## [What to do]
Take every line from the records below that includes the word "header".

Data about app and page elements
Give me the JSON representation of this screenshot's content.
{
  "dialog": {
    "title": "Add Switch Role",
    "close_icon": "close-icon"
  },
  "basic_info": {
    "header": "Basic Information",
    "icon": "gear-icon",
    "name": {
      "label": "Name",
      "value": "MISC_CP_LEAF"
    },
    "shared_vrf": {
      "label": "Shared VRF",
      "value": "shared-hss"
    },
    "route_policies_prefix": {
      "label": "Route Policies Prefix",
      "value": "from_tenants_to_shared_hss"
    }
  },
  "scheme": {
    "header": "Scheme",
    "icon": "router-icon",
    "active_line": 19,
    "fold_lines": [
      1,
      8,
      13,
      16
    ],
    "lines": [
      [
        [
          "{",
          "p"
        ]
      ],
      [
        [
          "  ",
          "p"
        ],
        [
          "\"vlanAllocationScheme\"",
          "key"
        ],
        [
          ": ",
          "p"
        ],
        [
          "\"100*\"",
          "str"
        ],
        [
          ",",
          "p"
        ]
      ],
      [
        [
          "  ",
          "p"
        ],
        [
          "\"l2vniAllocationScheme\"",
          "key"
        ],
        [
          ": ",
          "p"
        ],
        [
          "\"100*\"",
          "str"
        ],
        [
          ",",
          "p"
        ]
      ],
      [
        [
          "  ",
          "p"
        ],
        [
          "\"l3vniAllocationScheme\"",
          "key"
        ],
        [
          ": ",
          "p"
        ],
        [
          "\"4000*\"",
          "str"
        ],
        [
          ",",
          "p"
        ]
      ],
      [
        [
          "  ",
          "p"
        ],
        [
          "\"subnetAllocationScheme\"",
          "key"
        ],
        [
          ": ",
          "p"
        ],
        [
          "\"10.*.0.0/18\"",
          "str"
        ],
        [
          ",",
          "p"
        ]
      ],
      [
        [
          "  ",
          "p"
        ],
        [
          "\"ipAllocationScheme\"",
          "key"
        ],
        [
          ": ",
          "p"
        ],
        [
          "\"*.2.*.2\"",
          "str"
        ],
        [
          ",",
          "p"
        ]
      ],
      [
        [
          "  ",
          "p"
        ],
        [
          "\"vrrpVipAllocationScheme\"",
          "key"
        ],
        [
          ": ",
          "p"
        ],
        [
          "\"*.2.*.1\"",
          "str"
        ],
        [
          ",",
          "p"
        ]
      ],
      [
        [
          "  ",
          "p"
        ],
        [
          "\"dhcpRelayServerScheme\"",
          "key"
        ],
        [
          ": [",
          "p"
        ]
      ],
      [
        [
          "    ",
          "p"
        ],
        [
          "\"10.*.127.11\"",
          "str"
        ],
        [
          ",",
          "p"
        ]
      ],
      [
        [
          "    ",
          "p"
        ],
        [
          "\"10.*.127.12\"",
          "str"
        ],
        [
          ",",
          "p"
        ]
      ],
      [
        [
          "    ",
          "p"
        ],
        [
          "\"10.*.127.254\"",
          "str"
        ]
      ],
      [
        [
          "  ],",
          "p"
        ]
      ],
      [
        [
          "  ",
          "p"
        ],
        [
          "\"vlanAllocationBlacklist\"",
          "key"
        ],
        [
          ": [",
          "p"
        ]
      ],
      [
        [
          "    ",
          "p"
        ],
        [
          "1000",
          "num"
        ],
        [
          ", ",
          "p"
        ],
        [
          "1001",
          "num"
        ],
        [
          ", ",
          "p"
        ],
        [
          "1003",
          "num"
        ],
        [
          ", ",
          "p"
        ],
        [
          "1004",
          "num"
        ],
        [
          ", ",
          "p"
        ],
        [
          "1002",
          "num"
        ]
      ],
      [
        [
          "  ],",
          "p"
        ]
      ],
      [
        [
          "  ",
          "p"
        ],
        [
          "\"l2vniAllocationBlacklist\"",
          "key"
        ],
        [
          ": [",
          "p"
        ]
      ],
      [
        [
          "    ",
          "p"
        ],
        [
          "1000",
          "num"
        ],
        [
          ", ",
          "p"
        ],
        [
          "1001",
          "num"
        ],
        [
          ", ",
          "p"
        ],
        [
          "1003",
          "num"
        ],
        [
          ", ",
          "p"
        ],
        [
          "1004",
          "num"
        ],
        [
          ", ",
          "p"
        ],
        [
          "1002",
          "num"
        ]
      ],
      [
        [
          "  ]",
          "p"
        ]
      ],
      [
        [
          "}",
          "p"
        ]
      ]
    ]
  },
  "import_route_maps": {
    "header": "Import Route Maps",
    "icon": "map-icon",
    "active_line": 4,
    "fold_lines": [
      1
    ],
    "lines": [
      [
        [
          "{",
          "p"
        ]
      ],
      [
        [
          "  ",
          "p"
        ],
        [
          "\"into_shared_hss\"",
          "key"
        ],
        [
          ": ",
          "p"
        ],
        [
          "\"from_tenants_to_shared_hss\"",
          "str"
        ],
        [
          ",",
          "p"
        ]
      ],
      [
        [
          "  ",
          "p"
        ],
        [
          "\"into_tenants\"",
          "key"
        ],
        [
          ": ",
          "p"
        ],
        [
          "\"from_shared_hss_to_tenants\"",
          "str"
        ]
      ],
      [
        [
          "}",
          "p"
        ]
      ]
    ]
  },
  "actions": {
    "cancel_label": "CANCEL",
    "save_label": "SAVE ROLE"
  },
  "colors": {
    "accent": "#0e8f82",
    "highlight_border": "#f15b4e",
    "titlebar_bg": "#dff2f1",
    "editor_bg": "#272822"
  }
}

## [Solved exercise]
    "header": "Basic Information",
    "header": "Scheme",
    "header": "Import Route Maps",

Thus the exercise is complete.